I know nothing of ham radios. However, my elderly uncle, who lives next door to me has a ham radio. He has a very tall antenna. He gets a friend of his to string what looks like to me, an "air fence" around the property. He attaches what he calls a "loop antenna" to my house. This wire is strung through the trees. It doesn't create a complete circle. Is this really necessary?
The loop antenna is a different antenna than the primary antenna. Because the primary antenna and the loop antenna work differently, sometimes one antenna can be used to make contact with another station when the other antenna wouldn't work. Sometimes one antenna will work, sometimes the other antenna will work, and sometimes they both will work. So the loop antenna is probably not strictly necessary. Your uncle probably doesn't need to use both antennas to enjoy ham radio, but having two antennas is more fun for your uncle than having just one antenna.
It is most commonly unnecessary to need a loop antenna to make a (tall) vertical antenna work.
However, a horizontal loop antenna has a different polarization (like polaroid sunglasses for reflections) and pattern (roughly its aim) than a vertical antenna. And each antenna might be better at receiving signals that match their polarization and directional aim (if any). So having two antennas allows a HAM operator to switch between them and perhaps hear or send signals from or to a different set of far away (or nearby) radio stations.
To receive or transmit lower frequency signals, a loop antenna may need to be of a certain large enough size to work efficiently. Hundreds of feet for the lowest HAM band frequencies.

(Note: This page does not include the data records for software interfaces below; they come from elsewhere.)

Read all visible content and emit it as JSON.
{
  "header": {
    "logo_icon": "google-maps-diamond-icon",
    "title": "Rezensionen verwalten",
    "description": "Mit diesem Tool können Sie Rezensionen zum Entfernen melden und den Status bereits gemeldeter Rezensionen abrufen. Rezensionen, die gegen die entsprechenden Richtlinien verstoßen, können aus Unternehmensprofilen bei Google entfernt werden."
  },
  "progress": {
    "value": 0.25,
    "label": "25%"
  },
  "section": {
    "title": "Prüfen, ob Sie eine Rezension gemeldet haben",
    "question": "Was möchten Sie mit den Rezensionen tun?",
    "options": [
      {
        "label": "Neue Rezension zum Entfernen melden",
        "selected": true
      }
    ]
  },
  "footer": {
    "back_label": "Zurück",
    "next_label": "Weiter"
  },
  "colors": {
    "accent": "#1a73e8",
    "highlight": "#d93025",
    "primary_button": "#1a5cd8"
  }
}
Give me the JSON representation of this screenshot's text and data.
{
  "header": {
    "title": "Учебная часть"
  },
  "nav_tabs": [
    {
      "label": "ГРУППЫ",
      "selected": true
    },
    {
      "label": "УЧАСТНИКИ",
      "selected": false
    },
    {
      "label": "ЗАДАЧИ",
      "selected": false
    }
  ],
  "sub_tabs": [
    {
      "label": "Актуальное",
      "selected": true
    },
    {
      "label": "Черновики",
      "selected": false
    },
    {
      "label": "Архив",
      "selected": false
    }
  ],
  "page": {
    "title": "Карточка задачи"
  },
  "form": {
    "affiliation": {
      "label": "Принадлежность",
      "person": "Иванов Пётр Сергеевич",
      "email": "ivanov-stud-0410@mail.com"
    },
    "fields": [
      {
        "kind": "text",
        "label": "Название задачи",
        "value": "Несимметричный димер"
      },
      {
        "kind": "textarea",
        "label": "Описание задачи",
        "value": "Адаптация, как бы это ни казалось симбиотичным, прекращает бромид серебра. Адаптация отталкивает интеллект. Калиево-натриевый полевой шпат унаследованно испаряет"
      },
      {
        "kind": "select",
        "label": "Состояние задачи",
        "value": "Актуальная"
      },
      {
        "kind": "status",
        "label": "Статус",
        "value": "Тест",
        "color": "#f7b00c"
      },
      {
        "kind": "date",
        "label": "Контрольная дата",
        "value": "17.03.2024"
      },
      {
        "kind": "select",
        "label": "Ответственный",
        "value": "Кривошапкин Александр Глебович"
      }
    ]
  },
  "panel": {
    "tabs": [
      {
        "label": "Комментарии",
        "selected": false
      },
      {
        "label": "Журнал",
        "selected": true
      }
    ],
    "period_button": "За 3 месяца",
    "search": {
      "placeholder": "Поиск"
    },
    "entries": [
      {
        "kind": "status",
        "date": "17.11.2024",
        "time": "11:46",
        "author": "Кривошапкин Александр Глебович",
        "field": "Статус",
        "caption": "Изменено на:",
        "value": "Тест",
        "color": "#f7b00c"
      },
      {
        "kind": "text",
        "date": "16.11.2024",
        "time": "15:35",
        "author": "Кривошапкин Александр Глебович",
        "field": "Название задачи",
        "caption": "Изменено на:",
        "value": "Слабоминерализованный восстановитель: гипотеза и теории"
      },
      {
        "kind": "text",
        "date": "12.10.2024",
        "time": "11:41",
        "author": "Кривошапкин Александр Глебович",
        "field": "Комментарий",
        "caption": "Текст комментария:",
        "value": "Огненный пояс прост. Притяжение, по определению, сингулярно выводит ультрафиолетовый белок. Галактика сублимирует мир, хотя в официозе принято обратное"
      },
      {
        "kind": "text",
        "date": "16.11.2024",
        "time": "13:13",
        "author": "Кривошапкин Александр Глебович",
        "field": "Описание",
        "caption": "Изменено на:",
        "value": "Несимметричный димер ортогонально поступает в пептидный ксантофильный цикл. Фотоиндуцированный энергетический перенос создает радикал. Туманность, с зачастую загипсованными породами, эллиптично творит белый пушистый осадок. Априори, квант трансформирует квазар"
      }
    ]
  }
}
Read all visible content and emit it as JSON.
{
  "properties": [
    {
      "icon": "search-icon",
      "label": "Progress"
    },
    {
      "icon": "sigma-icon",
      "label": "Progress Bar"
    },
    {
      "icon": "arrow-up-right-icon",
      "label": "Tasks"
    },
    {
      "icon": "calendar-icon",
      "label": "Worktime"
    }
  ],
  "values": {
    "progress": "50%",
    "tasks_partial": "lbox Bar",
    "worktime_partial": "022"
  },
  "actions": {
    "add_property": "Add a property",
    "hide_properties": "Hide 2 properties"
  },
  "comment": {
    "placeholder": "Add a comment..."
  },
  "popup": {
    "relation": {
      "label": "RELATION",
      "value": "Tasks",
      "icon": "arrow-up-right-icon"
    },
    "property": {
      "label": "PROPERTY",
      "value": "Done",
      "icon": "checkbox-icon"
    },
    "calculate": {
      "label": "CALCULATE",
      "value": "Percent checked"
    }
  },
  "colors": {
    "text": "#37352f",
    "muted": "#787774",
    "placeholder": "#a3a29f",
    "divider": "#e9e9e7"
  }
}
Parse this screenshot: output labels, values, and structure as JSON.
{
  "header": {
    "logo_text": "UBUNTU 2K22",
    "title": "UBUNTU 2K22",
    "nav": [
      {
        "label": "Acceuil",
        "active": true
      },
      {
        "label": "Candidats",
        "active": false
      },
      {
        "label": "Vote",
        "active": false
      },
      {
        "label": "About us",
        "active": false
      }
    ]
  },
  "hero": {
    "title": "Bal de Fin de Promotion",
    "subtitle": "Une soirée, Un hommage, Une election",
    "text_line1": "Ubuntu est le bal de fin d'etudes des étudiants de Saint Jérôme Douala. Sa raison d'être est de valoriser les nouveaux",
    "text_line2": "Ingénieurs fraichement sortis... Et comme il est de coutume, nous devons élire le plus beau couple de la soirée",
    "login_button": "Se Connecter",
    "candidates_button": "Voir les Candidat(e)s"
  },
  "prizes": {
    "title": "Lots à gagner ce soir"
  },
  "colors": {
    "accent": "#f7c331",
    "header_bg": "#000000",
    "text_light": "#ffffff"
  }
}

Also, power lines and stuff inside houses sometime radiate interfering electromagnetic waves. A horizontal loop might pick up less of this electrical noise, making it easier to hear more distant radio stations.